# TASK DIRECTIONS:
Using the data below, copy every line that contains the word "legend".

# EXTRACTED MATERIAL:
■ ■ ■

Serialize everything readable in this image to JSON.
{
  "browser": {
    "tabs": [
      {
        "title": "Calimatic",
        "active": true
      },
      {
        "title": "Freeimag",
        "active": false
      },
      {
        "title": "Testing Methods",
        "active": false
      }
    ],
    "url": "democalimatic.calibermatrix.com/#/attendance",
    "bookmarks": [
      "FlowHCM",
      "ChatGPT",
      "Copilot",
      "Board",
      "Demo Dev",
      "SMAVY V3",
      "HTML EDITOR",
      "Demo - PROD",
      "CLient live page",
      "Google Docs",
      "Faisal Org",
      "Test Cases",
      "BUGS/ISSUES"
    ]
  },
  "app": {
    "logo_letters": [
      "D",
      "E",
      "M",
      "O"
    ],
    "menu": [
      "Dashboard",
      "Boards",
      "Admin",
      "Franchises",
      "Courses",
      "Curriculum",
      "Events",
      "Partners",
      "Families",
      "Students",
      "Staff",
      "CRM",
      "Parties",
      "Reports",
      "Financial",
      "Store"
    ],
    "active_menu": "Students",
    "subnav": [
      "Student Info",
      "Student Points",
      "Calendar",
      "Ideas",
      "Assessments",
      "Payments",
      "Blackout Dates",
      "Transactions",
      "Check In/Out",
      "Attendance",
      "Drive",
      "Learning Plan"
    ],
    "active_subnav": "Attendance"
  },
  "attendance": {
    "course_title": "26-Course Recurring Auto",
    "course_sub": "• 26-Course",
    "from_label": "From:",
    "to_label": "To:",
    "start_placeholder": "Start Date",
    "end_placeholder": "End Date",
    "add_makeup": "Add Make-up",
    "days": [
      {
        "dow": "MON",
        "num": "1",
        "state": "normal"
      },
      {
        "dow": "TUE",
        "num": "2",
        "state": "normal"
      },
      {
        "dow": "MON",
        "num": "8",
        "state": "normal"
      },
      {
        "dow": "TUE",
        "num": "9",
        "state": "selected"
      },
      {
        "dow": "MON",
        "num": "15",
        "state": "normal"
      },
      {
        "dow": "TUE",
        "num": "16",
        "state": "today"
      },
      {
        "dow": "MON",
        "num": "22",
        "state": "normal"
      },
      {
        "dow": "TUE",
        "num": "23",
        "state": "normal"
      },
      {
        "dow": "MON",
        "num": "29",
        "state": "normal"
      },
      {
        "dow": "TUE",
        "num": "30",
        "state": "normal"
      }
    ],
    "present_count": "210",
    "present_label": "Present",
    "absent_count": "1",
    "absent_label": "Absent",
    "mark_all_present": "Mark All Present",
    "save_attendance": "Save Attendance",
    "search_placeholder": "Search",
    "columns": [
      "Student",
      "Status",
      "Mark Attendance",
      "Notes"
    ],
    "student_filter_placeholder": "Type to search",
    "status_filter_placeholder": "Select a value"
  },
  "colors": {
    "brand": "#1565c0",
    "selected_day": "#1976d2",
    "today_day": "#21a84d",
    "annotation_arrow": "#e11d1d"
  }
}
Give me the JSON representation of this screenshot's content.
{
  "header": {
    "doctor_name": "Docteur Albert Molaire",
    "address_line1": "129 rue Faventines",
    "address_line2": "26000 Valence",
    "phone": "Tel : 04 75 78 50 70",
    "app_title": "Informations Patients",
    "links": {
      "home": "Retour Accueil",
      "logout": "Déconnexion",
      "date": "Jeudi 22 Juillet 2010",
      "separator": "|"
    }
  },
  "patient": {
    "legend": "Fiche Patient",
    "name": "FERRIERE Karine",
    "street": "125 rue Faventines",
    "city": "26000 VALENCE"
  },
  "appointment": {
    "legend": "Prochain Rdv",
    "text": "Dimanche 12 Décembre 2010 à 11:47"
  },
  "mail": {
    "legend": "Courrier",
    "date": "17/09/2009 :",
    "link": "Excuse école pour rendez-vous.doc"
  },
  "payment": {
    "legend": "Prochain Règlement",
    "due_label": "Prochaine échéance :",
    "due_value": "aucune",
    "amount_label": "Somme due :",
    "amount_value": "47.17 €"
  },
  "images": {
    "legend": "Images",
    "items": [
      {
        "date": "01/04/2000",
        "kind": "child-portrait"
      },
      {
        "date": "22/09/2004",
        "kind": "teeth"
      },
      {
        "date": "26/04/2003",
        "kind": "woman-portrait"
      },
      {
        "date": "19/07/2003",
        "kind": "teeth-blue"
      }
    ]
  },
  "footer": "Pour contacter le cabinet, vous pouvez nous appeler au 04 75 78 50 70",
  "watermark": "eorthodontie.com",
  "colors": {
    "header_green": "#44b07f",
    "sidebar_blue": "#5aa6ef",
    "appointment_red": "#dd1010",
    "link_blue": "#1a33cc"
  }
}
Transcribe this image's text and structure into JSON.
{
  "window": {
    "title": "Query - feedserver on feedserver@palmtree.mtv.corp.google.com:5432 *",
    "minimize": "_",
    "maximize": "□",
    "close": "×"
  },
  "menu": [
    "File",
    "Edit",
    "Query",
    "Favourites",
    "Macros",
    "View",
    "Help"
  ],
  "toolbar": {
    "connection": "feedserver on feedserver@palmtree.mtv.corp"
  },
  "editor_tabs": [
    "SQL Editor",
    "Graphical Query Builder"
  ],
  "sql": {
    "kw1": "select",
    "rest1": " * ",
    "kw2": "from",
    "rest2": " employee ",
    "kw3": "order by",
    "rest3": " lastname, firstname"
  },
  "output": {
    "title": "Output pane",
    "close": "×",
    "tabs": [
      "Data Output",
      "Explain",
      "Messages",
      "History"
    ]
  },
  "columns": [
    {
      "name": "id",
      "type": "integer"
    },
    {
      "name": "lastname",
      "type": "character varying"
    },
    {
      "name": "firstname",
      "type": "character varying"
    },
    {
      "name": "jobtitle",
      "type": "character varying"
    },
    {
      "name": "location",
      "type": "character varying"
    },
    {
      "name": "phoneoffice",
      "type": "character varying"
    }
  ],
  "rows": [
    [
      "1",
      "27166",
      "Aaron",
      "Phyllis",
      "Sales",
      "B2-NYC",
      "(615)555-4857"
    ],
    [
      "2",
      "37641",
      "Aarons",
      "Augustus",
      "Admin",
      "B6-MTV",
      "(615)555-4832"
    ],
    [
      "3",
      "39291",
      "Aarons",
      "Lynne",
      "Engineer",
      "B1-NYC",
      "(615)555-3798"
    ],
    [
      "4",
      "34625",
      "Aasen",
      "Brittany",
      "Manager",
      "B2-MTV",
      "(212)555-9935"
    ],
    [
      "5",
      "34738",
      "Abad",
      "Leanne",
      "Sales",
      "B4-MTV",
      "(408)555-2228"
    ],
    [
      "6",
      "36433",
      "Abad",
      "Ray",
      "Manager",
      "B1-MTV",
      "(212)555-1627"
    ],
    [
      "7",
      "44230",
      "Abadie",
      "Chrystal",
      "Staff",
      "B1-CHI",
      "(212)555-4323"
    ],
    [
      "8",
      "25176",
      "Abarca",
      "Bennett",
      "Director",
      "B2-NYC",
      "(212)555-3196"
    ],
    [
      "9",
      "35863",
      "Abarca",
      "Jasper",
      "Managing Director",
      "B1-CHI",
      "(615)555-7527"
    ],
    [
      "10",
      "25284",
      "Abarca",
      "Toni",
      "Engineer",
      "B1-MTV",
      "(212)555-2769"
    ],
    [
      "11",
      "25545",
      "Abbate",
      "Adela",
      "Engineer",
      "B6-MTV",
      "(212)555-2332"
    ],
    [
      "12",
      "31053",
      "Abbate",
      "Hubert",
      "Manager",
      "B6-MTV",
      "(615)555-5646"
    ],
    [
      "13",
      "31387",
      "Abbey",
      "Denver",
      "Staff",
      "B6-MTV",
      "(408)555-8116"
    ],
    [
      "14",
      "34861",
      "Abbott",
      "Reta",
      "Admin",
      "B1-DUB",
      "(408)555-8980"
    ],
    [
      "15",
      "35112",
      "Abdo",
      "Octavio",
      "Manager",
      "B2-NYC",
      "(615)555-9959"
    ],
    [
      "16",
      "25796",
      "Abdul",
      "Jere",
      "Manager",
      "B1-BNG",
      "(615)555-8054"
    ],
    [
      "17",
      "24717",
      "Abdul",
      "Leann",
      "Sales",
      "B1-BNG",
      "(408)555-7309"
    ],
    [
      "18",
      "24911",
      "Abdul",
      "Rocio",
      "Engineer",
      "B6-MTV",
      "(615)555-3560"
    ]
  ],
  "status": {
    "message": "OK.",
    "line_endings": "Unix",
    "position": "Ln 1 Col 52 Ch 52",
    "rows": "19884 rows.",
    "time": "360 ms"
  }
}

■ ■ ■

# ANSWER BOX:
    "legend": "Fiche Patient",
    "legend": "Prochain Rdv",
    "legend": "Courrier",
    "legend": "Prochain Règlement",
    "legend": "Images",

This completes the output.